Best Practice Guidelines

Best practices in reproducibility are a set of actions and principles that you can take in order to ensure that your work is reproducible. Best practices should not be considered a single, static recipe, but rather they are a flexible knowledge of processes and strategies that evolve over time.

To get started understanding best practices, we suggest that you take a look at the ACM Digital Library’s webpage entitled Software and Data Artifacts in the ACM Digital Library, which provides information on motivations for reproducibility and a look into how reproducibility is supported and continues to evolve in the ACM Digital library. From that page you can get more information on badges.

Researchers in the area of databases started explicitly emphasizing reproducibility early on. Much of what we propose to implement for ACM Multimedia Retrieval is inspired from their DOs and DON’Ts. We suggest that you take a look at the material on reproducibility that has been published in the database community and consider how their best practices transfer to your work.

A good source of information can be found in the ICDE 2008 tutorial by Ioana Manolescu and Stefan Manegold. The tutorial includes a road map of tips and tricks on how to organize and present code that performs experiments so that an outsider can repeat them.

A discussion about reproducibility in research including guidelines and a review of existing tools can be found in the SIGMOD 2012 tutorial by Juliana Freire, Philippe Bonnet, and Dennis Shasha.

Closer to multimedia retrieval, ACM MMSys and ACM MM have led the multimedia research community in explicitly emphasizing reproducibility and Gwendal Simon chaired the reproducibility track at MMSys 2019. Emailing Gwendal or reading what he wrote about reproducibility in his blog can be helpful. Take also a look at ACM MM’s reproducibility efforts that are documented here. Our approach follows very much the principles brought forward for ACM MM.

Examples of Badged Papers

Here are a few links to papers with badges inside the ACM DL. They have been picked because they nicely illustrate what is described in this page, not due to their scientific value. They come from multiple domains, giving you a broad view of what colleagues have done.

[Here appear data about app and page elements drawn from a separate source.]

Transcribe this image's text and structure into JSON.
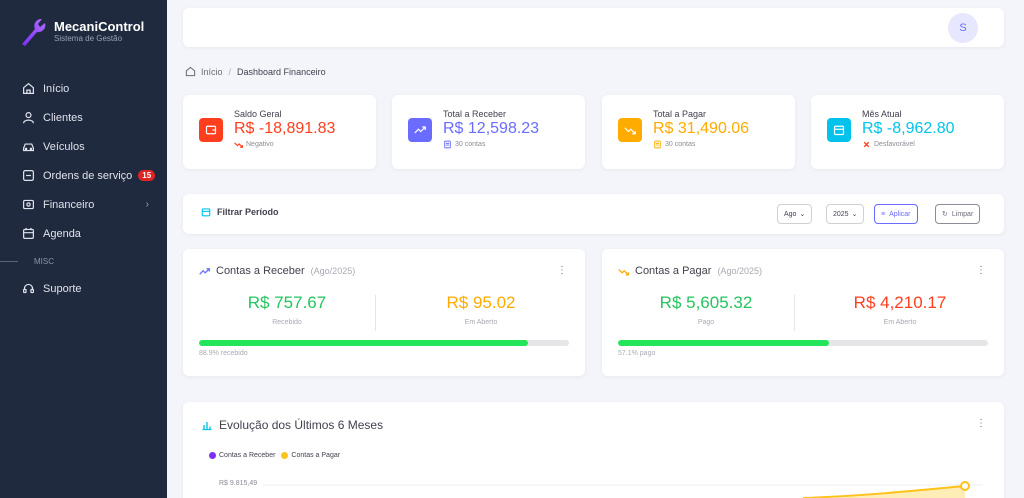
{
  "app": {
    "name": "MecaniControl",
    "subtitle": "Sistema de Gestão"
  },
  "sidebar": {
    "items": [
      {
        "label": "Início",
        "icon": "home-icon"
      },
      {
        "label": "Clientes",
        "icon": "user-icon"
      },
      {
        "label": "Veículos",
        "icon": "car-icon"
      },
      {
        "label": "Ordens de serviço",
        "icon": "clipboard-icon",
        "badge": "15"
      },
      {
        "label": "Financeiro",
        "icon": "wallet-icon",
        "chevron": "›"
      },
      {
        "label": "Agenda",
        "icon": "calendar-icon"
      }
    ],
    "section": "MISC",
    "support": {
      "label": "Suporte",
      "icon": "headset-icon"
    }
  },
  "topbar": {
    "avatar_initial": "S"
  },
  "breadcrumb": {
    "home": "Início",
    "separator": "/",
    "current": "Dashboard Financeiro"
  },
  "stats": [
    {
      "title": "Saldo Geral",
      "value": "R$ -18,891.83",
      "sub": "Negativo",
      "color": "#ff3e1d",
      "icon": "wallet-icon",
      "sub_icon": "trending-down-icon"
    },
    {
      "title": "Total a Receber",
      "value": "R$ 12,598.23",
      "sub": "30 contas",
      "color": "#696cff",
      "icon": "trending-up-icon",
      "sub_icon": "document-icon"
    },
    {
      "title": "Total a Pagar",
      "value": "R$ 31,490.06",
      "sub": "30 contas",
      "color": "#ffab00",
      "icon": "trending-down-icon",
      "sub_icon": "document-icon"
    },
    {
      "title": "Mês Atual",
      "value": "R$ -8,962.80",
      "sub": "Desfavorável",
      "color": "#03c3ec",
      "icon": "calendar-icon",
      "sub_icon": "x-icon"
    }
  ],
  "filter": {
    "title": "Filtrar Período",
    "month": "Ago",
    "year": "2025",
    "apply": "Aplicar",
    "clear": "Limpar"
  },
  "receber": {
    "title": "Contas a Receber",
    "period": "(Ago/2025)",
    "left_value": "R$ 757.67",
    "left_label": "Recebido",
    "right_value": "R$ 95.02",
    "right_label": "Em Aberto",
    "progress": 0.889,
    "note": "88.9% recebido"
  },
  "pagar": {
    "title": "Contas a Pagar",
    "period": "(Ago/2025)",
    "left_value": "R$ 5,605.32",
    "left_label": "Pago",
    "right_value": "R$ 4,210.17",
    "right_label": "Em Aberto",
    "progress": 0.571,
    "note": "57.1% pago"
  },
  "evolution": {
    "title": "Evolução dos Últimos 6 Meses",
    "legend": [
      {
        "name": "Contas a Receber",
        "color": "#7b2ff7"
      },
      {
        "name": "Contas a Pagar",
        "color": "#ffc21a"
      }
    ],
    "y_tick": "R$ 9.815,49"
  },
  "colors": {
    "green": "#22c55e",
    "amber": "#ffab00",
    "red": "#ff3e1d"
  }
}
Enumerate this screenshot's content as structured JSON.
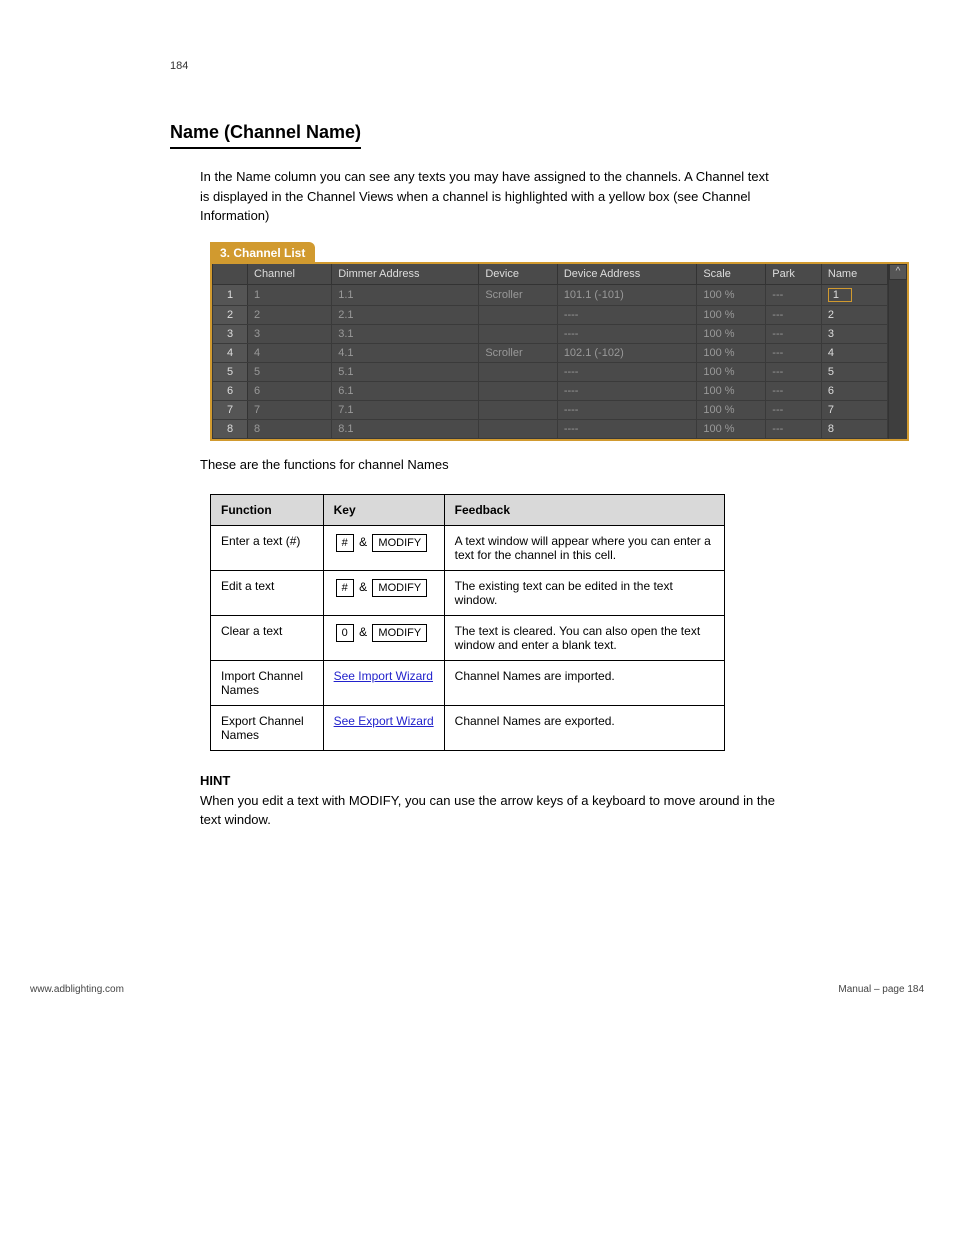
{
  "page_label": "184",
  "section_heading": "Name (Channel Name)",
  "intro_paragraphs": [
    "In the Name column you can see any texts you may have assigned to the channels.  A Channel text is displayed in the Channel Views when a channel is highlighted with a yellow box (see Channel Information)"
  ],
  "screenshot": {
    "tab_title": "3. Channel List",
    "headers": [
      "",
      "Channel",
      "Dimmer Address",
      "Device",
      "Device Address",
      "Scale",
      "Park",
      "Name"
    ],
    "rows": [
      {
        "n": "1",
        "ch": "1",
        "dim": "1.1",
        "dev": "Scroller",
        "da": "101.1 (-101)",
        "sc": "100 %",
        "pk": "---",
        "nm": "1",
        "sel": true
      },
      {
        "n": "2",
        "ch": "2",
        "dim": "2.1",
        "dev": "",
        "da": "----",
        "sc": "100 %",
        "pk": "---",
        "nm": "2",
        "sel": false
      },
      {
        "n": "3",
        "ch": "3",
        "dim": "3.1",
        "dev": "",
        "da": "----",
        "sc": "100 %",
        "pk": "---",
        "nm": "3",
        "sel": false
      },
      {
        "n": "4",
        "ch": "4",
        "dim": "4.1",
        "dev": "Scroller",
        "da": "102.1 (-102)",
        "sc": "100 %",
        "pk": "---",
        "nm": "4",
        "sel": false
      },
      {
        "n": "5",
        "ch": "5",
        "dim": "5.1",
        "dev": "",
        "da": "----",
        "sc": "100 %",
        "pk": "---",
        "nm": "5",
        "sel": false
      },
      {
        "n": "6",
        "ch": "6",
        "dim": "6.1",
        "dev": "",
        "da": "----",
        "sc": "100 %",
        "pk": "---",
        "nm": "6",
        "sel": false
      },
      {
        "n": "7",
        "ch": "7",
        "dim": "7.1",
        "dev": "",
        "da": "----",
        "sc": "100 %",
        "pk": "---",
        "nm": "7",
        "sel": false
      },
      {
        "n": "8",
        "ch": "8",
        "dim": "8.1",
        "dev": "",
        "da": "----",
        "sc": "100 %",
        "pk": "---",
        "nm": "8",
        "sel": false
      }
    ],
    "scroll_up": "^"
  },
  "functions_intro": "These are the functions for channel Names",
  "func_table": {
    "headers": [
      "Function",
      "Key",
      "Feedback"
    ],
    "rows": [
      {
        "func": "Enter a text (#)",
        "keys": [
          "#",
          "MODIFY"
        ],
        "fb": "A text window will appear where you can enter a text for the channel in this cell."
      },
      {
        "func": "Edit a text",
        "keys": [
          "#",
          "MODIFY"
        ],
        "fb": "The existing text can be edited in the text window."
      },
      {
        "func": "Clear a text",
        "keys": [
          "0",
          "MODIFY"
        ],
        "fb": "The text is cleared. You can also open the text window and enter a blank text."
      },
      {
        "func": "Import Channel Names",
        "link": "See Import Wizard",
        "fb": "Channel Names are imported."
      },
      {
        "func": "Export Channel Names",
        "link": "See Export Wizard",
        "fb": "Channel Names are exported."
      }
    ]
  },
  "hint_label": "HINT",
  "hint_text": "When you edit a text with MODIFY, you can use the arrow keys of a keyboard to move around in the text window.",
  "footer_left": "www.adblighting.com",
  "footer_right": "Manual – page 184"
}
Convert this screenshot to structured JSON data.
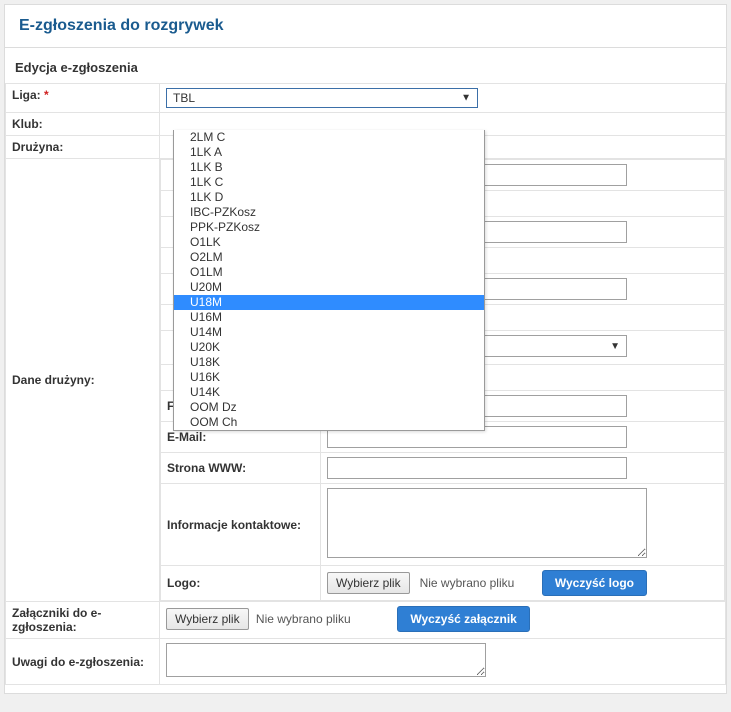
{
  "header": {
    "title": "E-zgłoszenia do rozgrywek",
    "subtitle": "Edycja e-zgłoszenia"
  },
  "labels": {
    "liga": "Liga:",
    "klub": "Klub:",
    "druzyna": "Drużyna:",
    "dane_druzyny": "Dane drużyny:",
    "fax": "Fax:",
    "email": "E-Mail:",
    "strona_www": "Strona WWW:",
    "info_kontakt": "Informacje kontaktowe:",
    "logo": "Logo:",
    "zalaczniki": "Załączniki do e-zgłoszenia:",
    "uwagi": "Uwagi do e-zgłoszenia:"
  },
  "liga_select": {
    "displayed": "TBL",
    "highlighted": "U18M",
    "options": [
      "2LM C",
      "1LK A",
      "1LK B",
      "1LK C",
      "1LK D",
      "IBC-PZKosz",
      "PPK-PZKosz",
      "O1LK",
      "O2LM",
      "O1LM",
      "U20M",
      "U18M",
      "U16M",
      "U14M",
      "U20K",
      "U18K",
      "U16K",
      "U14K",
      "OOM Dz",
      "OOM Ch"
    ]
  },
  "file_picker": {
    "button": "Wybierz plik",
    "no_file": "Nie wybrano pliku"
  },
  "buttons": {
    "clear_logo": "Wyczyść logo",
    "clear_attachment": "Wyczyść załącznik"
  },
  "required_marker": "*"
}
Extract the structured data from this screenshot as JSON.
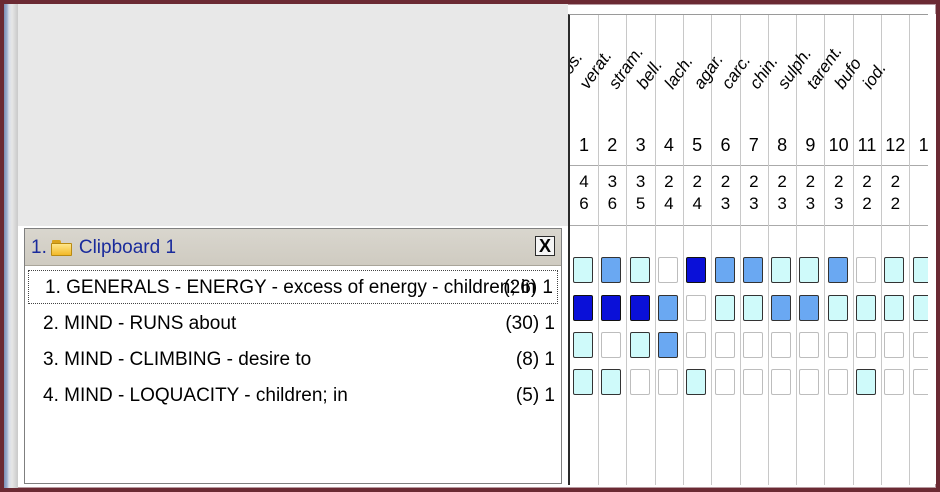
{
  "clipboard": {
    "index": "1.",
    "title": "Clipboard 1",
    "close_label": "X",
    "rubrics": [
      {
        "text": "1. GENERALS - ENERGY - excess of energy - children; in",
        "count": "(26) 1"
      },
      {
        "text": "2. MIND - RUNS about",
        "count": "(30) 1"
      },
      {
        "text": "3. MIND - CLIMBING - desire to",
        "count": "(8) 1"
      },
      {
        "text": "4. MIND - LOQUACITY - children; in",
        "count": "(5) 1"
      }
    ]
  },
  "repertorization": {
    "remedies": [
      {
        "name": "hyos.",
        "num": "1",
        "count": "4",
        "degree": "6",
        "grades": [
          1,
          3,
          1,
          1
        ]
      },
      {
        "name": "verat.",
        "num": "2",
        "count": "3",
        "degree": "6",
        "grades": [
          2,
          3,
          0,
          1
        ]
      },
      {
        "name": "stram.",
        "num": "3",
        "count": "3",
        "degree": "5",
        "grades": [
          1,
          3,
          1,
          0
        ]
      },
      {
        "name": "bell.",
        "num": "4",
        "count": "2",
        "degree": "4",
        "grades": [
          0,
          2,
          2,
          0
        ]
      },
      {
        "name": "lach.",
        "num": "5",
        "count": "2",
        "degree": "4",
        "grades": [
          3,
          0,
          0,
          1
        ]
      },
      {
        "name": "agar.",
        "num": "6",
        "count": "2",
        "degree": "3",
        "grades": [
          2,
          1,
          0,
          0
        ]
      },
      {
        "name": "carc.",
        "num": "7",
        "count": "2",
        "degree": "3",
        "grades": [
          2,
          1,
          0,
          0
        ]
      },
      {
        "name": "chin.",
        "num": "8",
        "count": "2",
        "degree": "3",
        "grades": [
          1,
          2,
          0,
          0
        ]
      },
      {
        "name": "sulph.",
        "num": "9",
        "count": "2",
        "degree": "3",
        "grades": [
          1,
          2,
          0,
          0
        ]
      },
      {
        "name": "tarent.",
        "num": "10",
        "count": "2",
        "degree": "3",
        "grades": [
          2,
          1,
          0,
          0
        ]
      },
      {
        "name": "bufo",
        "num": "11",
        "count": "2",
        "degree": "2",
        "grades": [
          0,
          1,
          0,
          1
        ]
      },
      {
        "name": "iod.",
        "num": "12",
        "count": "2",
        "degree": "2",
        "grades": [
          1,
          1,
          0,
          0
        ]
      },
      {
        "name": "",
        "num": "1",
        "count": "",
        "degree": "",
        "grades": [
          1,
          1,
          0,
          0
        ]
      }
    ],
    "grade_colors": {
      "0": "#ffffff",
      "1": "#cffafa",
      "2": "#6aa8f2",
      "3": "#0a10d8"
    }
  }
}
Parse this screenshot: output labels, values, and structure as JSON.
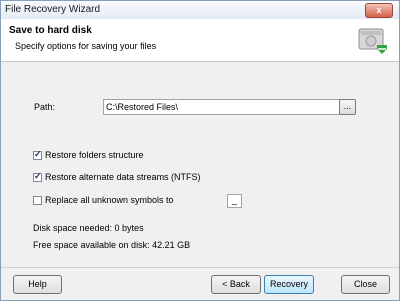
{
  "window": {
    "title": "File Recovery Wizard",
    "close_glyph": "x"
  },
  "header": {
    "title": "Save to hard disk",
    "subtitle": "Specify options for saving your files",
    "icon": "hard-disk-restore-icon"
  },
  "path": {
    "label": "Path:",
    "value": "C:\\Restored Files\\",
    "browse_label": "..."
  },
  "options": [
    {
      "label": "Restore folders structure",
      "checked": true
    },
    {
      "label": "Restore alternate data streams (NTFS)",
      "checked": true
    },
    {
      "label": "Replace all unknown symbols to",
      "checked": false
    }
  ],
  "replace_symbol": "_",
  "disk": {
    "needed": "Disk space needed: 0 bytes",
    "free": "Free space available on disk: 42.21 GB"
  },
  "buttons": {
    "help": "Help",
    "back": "< Back",
    "recovery": "Recovery",
    "close": "Close"
  },
  "colors": {
    "accent": "#3c7fb1",
    "arrow": "#3aa14a"
  }
}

The first two papers from ACM MM 2019 comply with the guidelines specified on this page. The latter two do not necessarily comply with our rules. For example, sometimes there is no companion paper, sometimes the companion paper is not always a 2-4 page paper, ACM style. Furthermore, papers may target other types of badges that are about the availability of the artifacts, not solely about replicability or reproducibility of results.

  • Reproducibility Companion Paper: Knowledge Enhanced Neural Fashion Trend Forecasting. Yunshan Ma, Yujuan Ding, Xun Yang, Lizi Liao, Wai Keung Wong, Tat-Seng Chua, Jinyoung Moon, Hong-Han Shuai. ACM ICMR 2021. Paper’s DOI. The artifacts are on Zenodo.
  • Reproducibility Companion Paper: Human Object Interaction Detection via Multi-level Conditioned Network, Yunqing He, Xu Sun, Hui Jiang, Tongwei Ren, Gangshan Wu, Maria Sinziana Astefanoaei, Andreas Leibetseder. ACM ICMR 2022. Paper’s DOI. The artifacts are on GitHub.
  • Reproducible Experiments on Adaptive Discriminative Region Discovery for Scene Recognition, Z. Zhao, Z. Liu, M. Larson, A. Iscen, N. Nitta. ACM MM 2019. . Paper’s DOI. The artifacts are on GitHub.
  • Generating Preview Tables for Entity Graphs, N. Yan, S. Hasani, A. Asudeh and C. Li. Winner of the 2017 most reproducible papers from SIGMOD 2016. . Paper’s DOI.